I was fascinated by the runes and longed to feel them in my fingers but I knew to do so would be asking for punishment, swift and sure.  Once, and once only, I had touched those runes, gently taking the one which looked like a star  into my hand.

“Ior,” my mother said, carefully taking it from me.  Then she slapped me hard across the face.

“You do not ever touch my runes,” she said. “They are mine, they carry my energy and to defile them with yours is to put me in danger.  Do you understand?”

I stared at her silently, willing the tears away.  “I want to learn,” I said simply.   She narrowed her eyes and peered at me closely.

“Ior,” she said again.  “The water beast.  It represents the World Serpent  which circles the world at the bottom of the ocean.  The Serpent is a dangerous beast; when it moves it can cause the earth to shake and the waters of the ocean to drown the land, ” she said.

 “And yet, it is necessary, essential to the growth of crops, the cycle of birth and death, the entire continuation of the world.  Even if it could be destroyed the void which followed would be worse than the Serpent’s continuing existence.  What does that tell you?” she demanded.

I had not thought to be questioned and took a moment to ponder.

“That Ior has two natures, much like the beasts of the water who also walk on the land.”

There was a pause while my mother studied me.

“So wise for one so young,” she said. “Ior symbolizes the unavoidable hardships and problems with which we must learn to live so that our lives can be tolerable.

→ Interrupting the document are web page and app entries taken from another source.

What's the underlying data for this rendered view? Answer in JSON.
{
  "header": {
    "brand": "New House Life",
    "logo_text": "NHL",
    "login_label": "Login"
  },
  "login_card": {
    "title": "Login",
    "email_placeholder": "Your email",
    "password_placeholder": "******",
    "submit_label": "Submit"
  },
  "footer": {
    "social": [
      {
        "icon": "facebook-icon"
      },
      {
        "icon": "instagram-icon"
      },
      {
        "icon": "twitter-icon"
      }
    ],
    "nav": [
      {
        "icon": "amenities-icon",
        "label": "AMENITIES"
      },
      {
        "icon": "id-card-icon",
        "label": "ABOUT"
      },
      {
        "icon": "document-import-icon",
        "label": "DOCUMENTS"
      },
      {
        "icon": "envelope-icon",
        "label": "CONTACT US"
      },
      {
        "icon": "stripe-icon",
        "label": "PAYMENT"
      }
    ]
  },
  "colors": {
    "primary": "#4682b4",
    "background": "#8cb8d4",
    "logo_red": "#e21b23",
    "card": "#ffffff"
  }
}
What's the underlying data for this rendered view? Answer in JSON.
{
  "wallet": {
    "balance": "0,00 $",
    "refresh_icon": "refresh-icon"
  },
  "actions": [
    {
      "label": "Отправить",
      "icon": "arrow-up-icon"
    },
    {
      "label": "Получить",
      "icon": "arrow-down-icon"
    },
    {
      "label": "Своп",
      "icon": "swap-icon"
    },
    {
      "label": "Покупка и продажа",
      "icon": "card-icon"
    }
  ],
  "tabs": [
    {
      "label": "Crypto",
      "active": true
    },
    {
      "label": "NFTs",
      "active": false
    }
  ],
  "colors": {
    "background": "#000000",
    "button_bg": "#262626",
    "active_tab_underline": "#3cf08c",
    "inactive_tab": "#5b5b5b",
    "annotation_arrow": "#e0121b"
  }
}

When it appears it is a reminder that we should not worry about things we cannot change. Sometimes a loss can be transformed into something new.”

Many nights followed that first one as I sat at my mother’s knee while she taught me the art of reading the future.  I learned to predict when babies would arrive, how close an approaching raiding party might be and how many would die when they arrived.  I predicted storms, and crop failure, and marriages.  Many years went by and I became even better than she at reading the stones.

As her health failed I gradually took over her duties in the tribe.  Late one evening she called me to her bedside and asked that I  read for her.  I drew a circle on the dirt floor and cast the runes into it.

“What do they say?” she asked.

“Once more,” I said, and cast again.  Then again. And again.

When the Death rune continued to fall from my hand  I knew that she did not have much longer among us.

I did not see the rune for Transformation which fell behind it every time.

The rune stones did not show my fate on the night my mother died.  But when she rose from her death bead and took them away from me,  I read it in her eyes.